GOAL OF THE EXERCISE: Give a faithful, exact copy of all entries, minus the images.

===== LISTED ENTRIES

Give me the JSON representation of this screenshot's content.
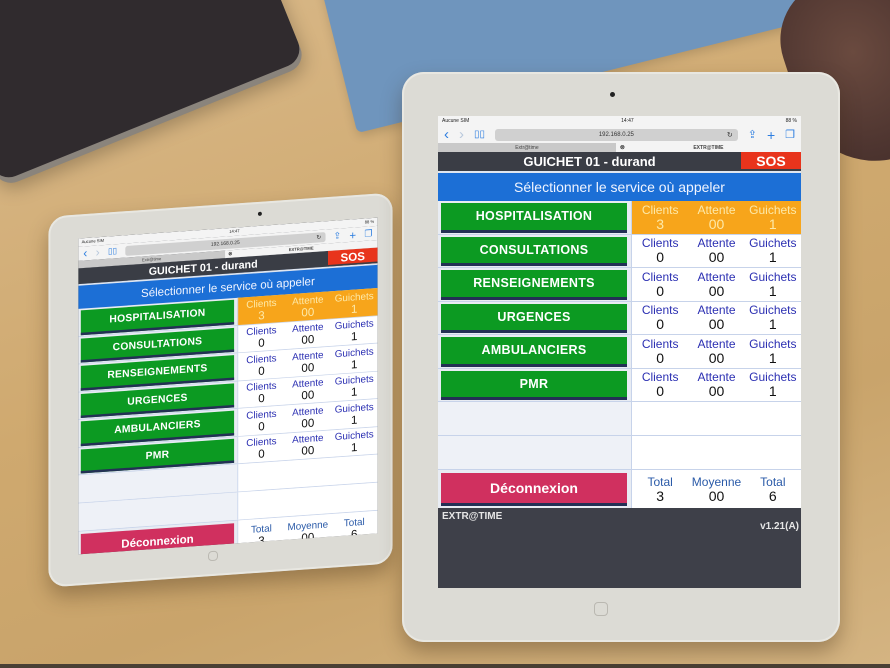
{
  "browser": {
    "carrier": "Aucune SIM",
    "time": "14:47",
    "battery": "88 %",
    "url": "192.168.0.25",
    "tabs": [
      {
        "label": "Extr@time",
        "active": false
      },
      {
        "label": "EXTR@TIME",
        "active": true
      }
    ],
    "icons": {
      "back": "‹",
      "forward": "›",
      "bookmarks": "📖",
      "reload": "↻",
      "share": "⇪",
      "new_tab": "+",
      "tabs": "❐",
      "close_tab": "⊗"
    }
  },
  "app": {
    "title": "GUICHET 01 - durand",
    "sos_label": "SOS",
    "banner": "Sélectionner le service où appeler",
    "services": [
      {
        "name": "HOSPITALISATION",
        "clients_label": "Clients",
        "clients": "3",
        "attente_label": "Attente",
        "attente": "00",
        "guichets_label": "Guichets",
        "guichets": "1",
        "highlight": true
      },
      {
        "name": "CONSULTATIONS",
        "clients_label": "Clients",
        "clients": "0",
        "attente_label": "Attente",
        "attente": "00",
        "guichets_label": "Guichets",
        "guichets": "1",
        "highlight": false
      },
      {
        "name": "RENSEIGNEMENTS",
        "clients_label": "Clients",
        "clients": "0",
        "attente_label": "Attente",
        "attente": "00",
        "guichets_label": "Guichets",
        "guichets": "1",
        "highlight": false
      },
      {
        "name": "URGENCES",
        "clients_label": "Clients",
        "clients": "0",
        "attente_label": "Attente",
        "attente": "00",
        "guichets_label": "Guichets",
        "guichets": "1",
        "highlight": false
      },
      {
        "name": "AMBULANCIERS",
        "clients_label": "Clients",
        "clients": "0",
        "attente_label": "Attente",
        "attente": "00",
        "guichets_label": "Guichets",
        "guichets": "1",
        "highlight": false
      },
      {
        "name": "PMR",
        "clients_label": "Clients",
        "clients": "0",
        "attente_label": "Attente",
        "attente": "00",
        "guichets_label": "Guichets",
        "guichets": "1",
        "highlight": false
      }
    ],
    "logout_label": "Déconnexion",
    "totals": [
      {
        "label": "Total",
        "value": "3"
      },
      {
        "label": "Moyenne",
        "value": "00"
      },
      {
        "label": "Total",
        "value": "6"
      }
    ],
    "brand": "EXTR@TIME",
    "version": "v1.21(A)"
  },
  "colors": {
    "service_button": "#0c9a22",
    "highlight_row": "#f7a51b",
    "banner": "#1c6fd6",
    "sos": "#e8341c",
    "logout": "#d0305f",
    "header": "#3a3d45",
    "stat_label": "#2b2fb2"
  }
}
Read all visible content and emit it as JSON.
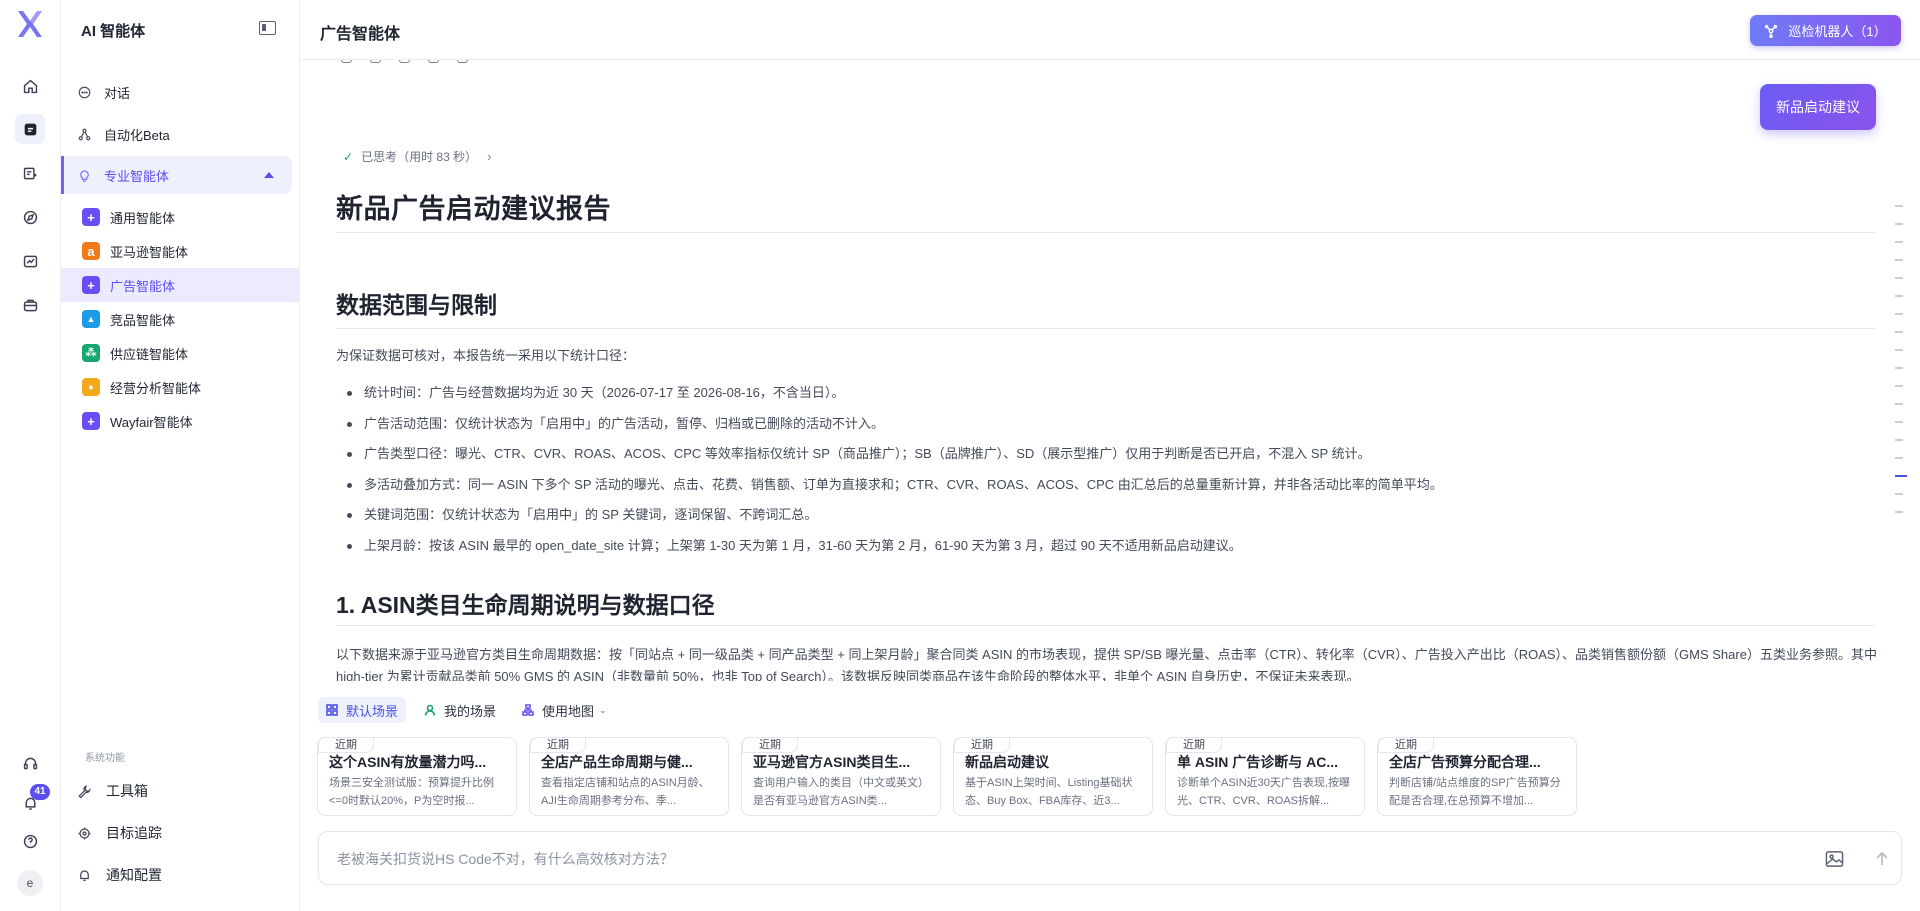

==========

RESPONSE AREA:
Give me the JSON representation of this screenshot's content.
{
  "browser": {
    "carrier": "Aucune SIM",
    "time": "14:47",
    "battery": "88 %",
    "url": "192.168.0.25",
    "tabs": [
      {
        "label": "Extr@time",
        "active": false
      },
      {
        "label": "EXTR@TIME",
        "active": true
      }
    ],
    "icons": {
      "back": "‹",
      "forward": "›",
      "bookmarks": "📖",
      "reload": "↻",
      "share": "⇪",
      "new_tab": "+",
      "tabs": "❐",
      "close_tab": "⊗"
    }
  },
  "app": {
    "title": "GUICHET 01 - durand",
    "sos_label": "SOS",
    "banner": "Sélectionner le service où appeler",
    "services": [
      {
        "name": "HOSPITALISATION",
        "clients_label": "Clients",
        "clients": "3",
        "attente_label": "Attente",
        "attente": "00",
        "guichets_label": "Guichets",
        "guichets": "1",
        "highlight": true
      },
      {
        "name": "CONSULTATIONS",
        "clients_label": "Clients",
        "clients": "0",
        "attente_label": "Attente",
        "attente": "00",
        "guichets_label": "Guichets",
        "guichets": "1",
        "highlight": false
      },
      {
        "name": "RENSEIGNEMENTS",
        "clients_label": "Clients",
        "clients": "0",
        "attente_label": "Attente",
        "attente": "00",
        "guichets_label": "Guichets",
        "guichets": "1",
        "highlight": false
      },
      {
        "name": "URGENCES",
        "clients_label": "Clients",
        "clients": "0",
        "attente_label": "Attente",
        "attente": "00",
        "guichets_label": "Guichets",
        "guichets": "1",
        "highlight": false
      },
      {
        "name": "AMBULANCIERS",
        "clients_label": "Clients",
        "clients": "0",
        "attente_label": "Attente",
        "attente": "00",
        "guichets_label": "Guichets",
        "guichets": "1",
        "highlight": false
      },
      {
        "name": "PMR",
        "clients_label": "Clients",
        "clients": "0",
        "attente_label": "Attente",
        "attente": "00",
        "guichets_label": "Guichets",
        "guichets": "1",
        "highlight": false
      }
    ],
    "logout_label": "Déconnexion",
    "totals": [
      {
        "label": "Total",
        "value": "3"
      },
      {
        "label": "Moyenne",
        "value": "00"
      },
      {
        "label": "Total",
        "value": "6"
      }
    ],
    "brand": "EXTR@TIME",
    "version": "v1.21(A)"
  },
  "colors": {
    "service_button": "#0c9a22",
    "highlight_row": "#f7a51b",
    "banner": "#1c6fd6",
    "sos": "#e8341c",
    "logout": "#d0305f",
    "header": "#3a3d45",
    "stat_label": "#2b2fb2"
  }
}
Read all visible content and emit it as JSON.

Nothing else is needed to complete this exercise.